What needs to be done.
Filter the records for lines holding the string "codec".

──────── Stored data

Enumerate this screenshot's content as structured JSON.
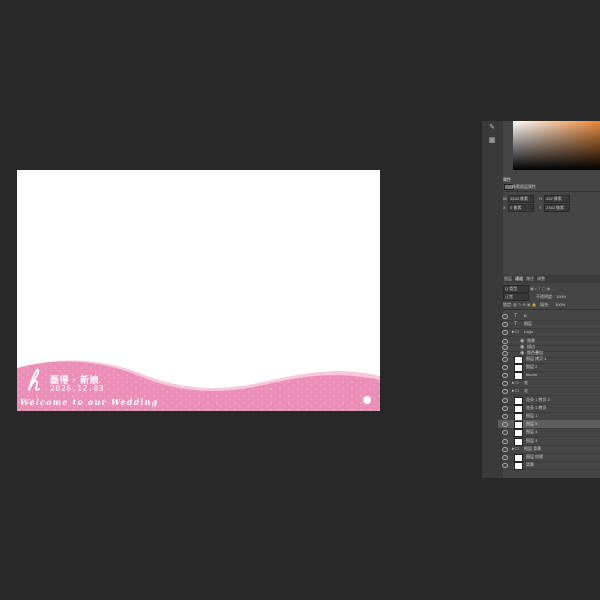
{
  "canvas": {
    "couple_names": "磊得 · 新娘",
    "date": "2026.12.03",
    "tagline": "Welcome to our Wedding",
    "colors": {
      "wave_pink": "#ec8fb8",
      "wave_light": "#f7c7dc",
      "page_bg": "#282828"
    }
  },
  "color_panel": {
    "gradient_from": "#ffffff",
    "gradient_to": "#e8893a"
  },
  "properties_panel": {
    "title": "属性",
    "doc_label": "像素图层属性",
    "w_label": "W",
    "w_value": "3543 像素",
    "h_label": "H",
    "h_value": "492 像素",
    "x_label": "X",
    "x_value": "0 像素",
    "y_label": "Y",
    "y_value": "2362 像素"
  },
  "layers_panel": {
    "tabs": [
      "图层",
      "通道",
      "路径",
      "调整"
    ],
    "filter_label": "Q 类型",
    "blend_mode": "正常",
    "opacity_label": "不透明度:",
    "opacity_value": "100%",
    "lock_label": "锁定:",
    "fill_label": "填充:",
    "fill_value": "100%",
    "layers": [
      {
        "name": "B",
        "kind": "text"
      },
      {
        "name": "图层",
        "kind": "text"
      },
      {
        "name": "Logo",
        "kind": "group"
      },
      {
        "name": "效果",
        "kind": "fx"
      },
      {
        "name": "描边",
        "kind": "fx"
      },
      {
        "name": "颜色叠加",
        "kind": "fx"
      },
      {
        "name": "图层 拷贝 1",
        "kind": "pixel"
      },
      {
        "name": "图层 2",
        "kind": "pixel"
      },
      {
        "name": "bloom",
        "kind": "pixel"
      },
      {
        "name": "花",
        "kind": "group"
      },
      {
        "name": "花",
        "kind": "group"
      },
      {
        "name": "花朵 1 拷贝 2",
        "kind": "pixel"
      },
      {
        "name": "花朵 1 拷贝",
        "kind": "pixel"
      },
      {
        "name": "图层 1",
        "kind": "pixel"
      },
      {
        "name": "图层 5",
        "kind": "pixel",
        "selected": true
      },
      {
        "name": "图层 4",
        "kind": "pixel"
      },
      {
        "name": "图层 3",
        "kind": "pixel"
      },
      {
        "name": "图层 背景",
        "kind": "group"
      },
      {
        "name": "图层 纹理",
        "kind": "pixel"
      },
      {
        "name": "背景",
        "kind": "pixel"
      }
    ]
  }
}
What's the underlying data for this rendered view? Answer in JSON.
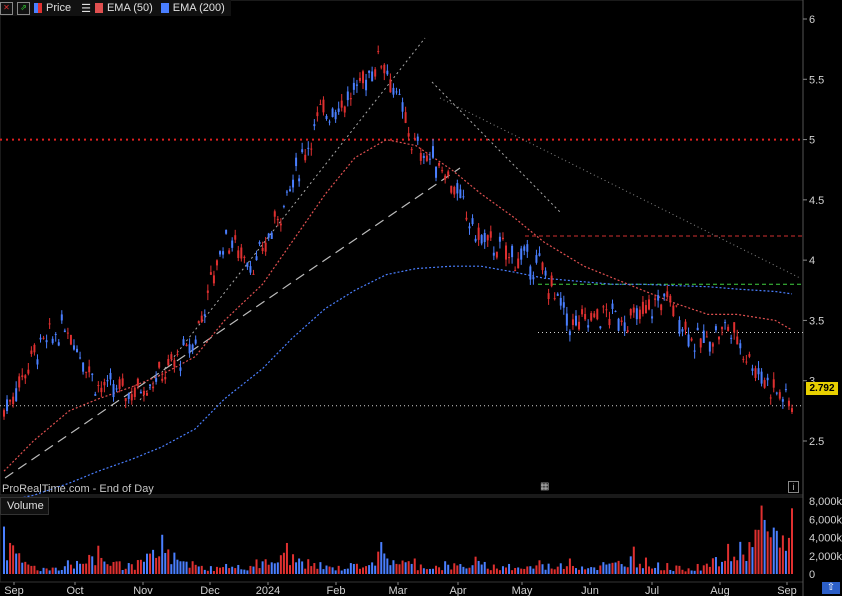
{
  "legend": {
    "price_label": "Price",
    "ema50_label": "EMA (50)",
    "ema200_label": "EMA (200)",
    "ema50_color": "#e05050",
    "ema200_color": "#4a7fff",
    "up_color": "#4a7fff",
    "down_color": "#e03030"
  },
  "source_text": "ProRealTime.com - End of Day",
  "volume_label": "Volume",
  "last_price": "2.792",
  "y_ticks": [
    "6",
    "5.5",
    "5",
    "4.5",
    "4",
    "3.5",
    "3",
    "2.5"
  ],
  "volume_ticks": [
    "8,000k",
    "6,000k",
    "4,000k",
    "2,000k",
    "0"
  ],
  "x_labels": [
    "Sep",
    "Oct",
    "Nov",
    "Dec",
    "2024",
    "Feb",
    "Mar",
    "Apr",
    "May",
    "Jun",
    "Jul",
    "Aug",
    "Sep"
  ],
  "chart_data": {
    "type": "line",
    "x": [
      "2023-09-01",
      "2023-09-15",
      "2023-10-02",
      "2023-10-16",
      "2023-11-01",
      "2023-11-15",
      "2023-12-01",
      "2023-12-15",
      "2024-01-02",
      "2024-01-16",
      "2024-02-01",
      "2024-02-15",
      "2024-03-01",
      "2024-03-15",
      "2024-04-01",
      "2024-04-15",
      "2024-05-01",
      "2024-05-15",
      "2024-06-03",
      "2024-06-17",
      "2024-07-01",
      "2024-07-15",
      "2024-08-01",
      "2024-08-15",
      "2024-09-02",
      "2024-09-10"
    ],
    "series": [
      {
        "name": "Price",
        "values": [
          2.75,
          3.25,
          3.45,
          2.95,
          2.9,
          3.05,
          3.3,
          4.2,
          3.95,
          4.55,
          5.2,
          5.35,
          5.7,
          4.95,
          4.75,
          4.2,
          4.05,
          3.95,
          3.45,
          3.55,
          3.5,
          3.7,
          3.3,
          3.45,
          3.05,
          2.792
        ]
      },
      {
        "name": "EMA (50)",
        "values": [
          2.25,
          2.5,
          2.75,
          2.85,
          2.95,
          3.05,
          3.2,
          3.5,
          3.8,
          4.15,
          4.55,
          4.85,
          5.0,
          4.95,
          4.75,
          4.55,
          4.35,
          4.15,
          3.95,
          3.85,
          3.75,
          3.65,
          3.55,
          3.55,
          3.5,
          3.42
        ]
      },
      {
        "name": "EMA (200)",
        "values": [
          2.0,
          2.05,
          2.15,
          2.25,
          2.35,
          2.45,
          2.6,
          2.85,
          3.1,
          3.35,
          3.6,
          3.75,
          3.88,
          3.93,
          3.95,
          3.95,
          3.9,
          3.85,
          3.82,
          3.8,
          3.8,
          3.79,
          3.78,
          3.76,
          3.74,
          3.72
        ]
      }
    ],
    "volume_k": [
      5200,
      900,
      1500,
      3100,
      1200,
      4300,
      1400,
      1100,
      1600,
      3400,
      1300,
      1200,
      3500,
      1700,
      1400,
      1900,
      1100,
      1500,
      1700,
      1300,
      3000,
      1200,
      1100,
      3300,
      7500,
      7200
    ],
    "horizontal_levels": [
      5.0,
      4.2,
      3.8,
      3.4,
      2.792
    ],
    "ylim": [
      2.1,
      6.1
    ],
    "volume_ylim": [
      0,
      8000
    ],
    "grid": false,
    "legend_position": "top-left"
  }
}
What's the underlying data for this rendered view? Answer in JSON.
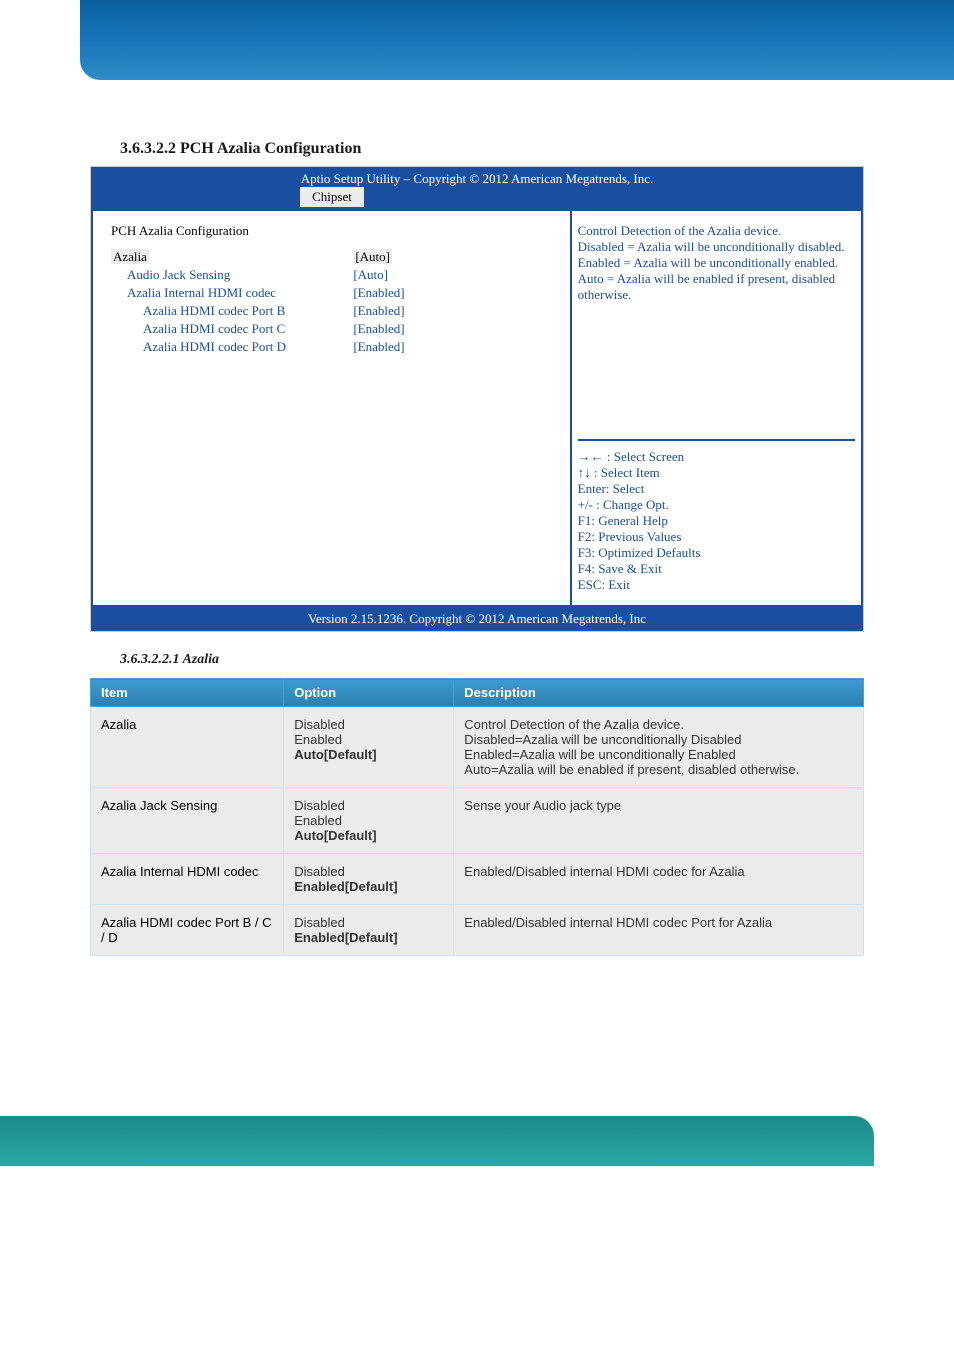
{
  "bios": {
    "section_heading": "3.6.3.2.2 PCH Azalia Configuration",
    "header_title": "Aptio Setup Utility  –  Copyright © 2012 American Megatrends, Inc.",
    "tab_label": "Chipset",
    "panel_title": "PCH Azalia Configuration",
    "items": [
      {
        "label": "Azalia",
        "value": "[Auto]",
        "indent": 0,
        "highlighted": true
      },
      {
        "label": "Audio Jack Sensing",
        "value": "[Auto]",
        "indent": 1,
        "highlighted": false
      },
      {
        "label": "Azalia Internal HDMI codec",
        "value": "[Enabled]",
        "indent": 1,
        "highlighted": false
      },
      {
        "label": "Azalia HDMI codec Port B",
        "value": "[Enabled]",
        "indent": 2,
        "highlighted": false
      },
      {
        "label": "Azalia HDMI codec Port C",
        "value": "[Enabled]",
        "indent": 2,
        "highlighted": false
      },
      {
        "label": "Azalia HDMI codec Port D",
        "value": "[Enabled]",
        "indent": 2,
        "highlighted": false
      }
    ],
    "help_text": "Control Detection of the Azalia device.\nDisabled = Azalia will be unconditionally disabled.\nEnabled = Azalia will be unconditionally enabled.\nAuto = Azalia will be enabled if present, disabled otherwise.",
    "nav_hints": [
      "→← : Select Screen",
      "↑↓ : Select Item",
      "Enter: Select",
      "+/- : Change Opt.",
      "F1: General Help",
      "F2: Previous Values",
      "F3: Optimized Defaults",
      "F4: Save & Exit",
      "ESC: Exit"
    ],
    "footer_text": "Version 2.15.1236. Copyright © 2012 American Megatrends, Inc"
  },
  "table": {
    "heading": "3.6.3.2.2.1 Azalia",
    "headers": [
      "Item",
      "Option",
      "Description"
    ],
    "rows": [
      {
        "item": "Azalia",
        "option": "Disabled\nEnabled\nAuto[Default]",
        "option_bold": [
          false,
          false,
          true
        ],
        "description": "Control Detection of the Azalia device.\nDisabled=Azalia will be unconditionally Disabled\nEnabled=Azalia will be unconditionally Enabled\nAuto=Azalia will be enabled if present, disabled otherwise."
      },
      {
        "item": "Azalia Jack Sensing",
        "option": "Disabled\nEnabled\nAuto[Default]",
        "option_bold": [
          false,
          false,
          true
        ],
        "description": "Sense your Audio jack type"
      },
      {
        "item": "Azalia Internal HDMI codec",
        "option": "Disabled\nEnabled[Default]",
        "option_bold": [
          false,
          true
        ],
        "description": "Enabled/Disabled internal HDMI codec for Azalia"
      },
      {
        "item": "Azalia HDMI codec Port B / C / D",
        "option": "Disabled\nEnabled[Default]",
        "option_bold": [
          false,
          true
        ],
        "description": "Enabled/Disabled internal HDMI codec Port for Azalia"
      }
    ]
  }
}
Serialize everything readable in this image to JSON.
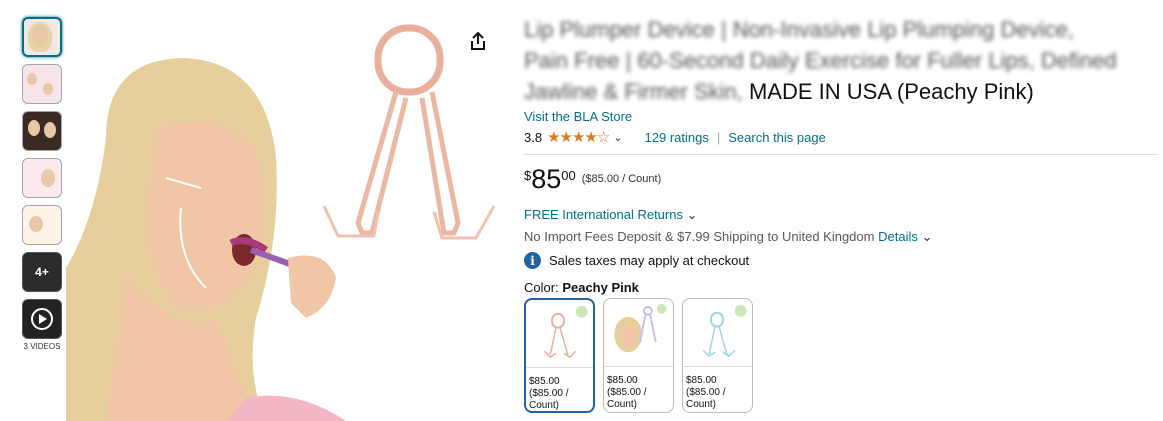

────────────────

Answer space.
        "label": "Azalia Internal HDMI codec",
        "label": "Azalia HDMI codec Port B",
        "label": "Azalia HDMI codec Port C",
        "label": "Azalia HDMI codec Port D",
        "item": "Azalia Internal HDMI codec",
        "description": "Enabled/Disabled internal HDMI codec for Azalia"
        "item": "Azalia HDMI codec Port B / C / D",
        "description": "Enabled/Disabled internal HDMI codec Port for Azalia"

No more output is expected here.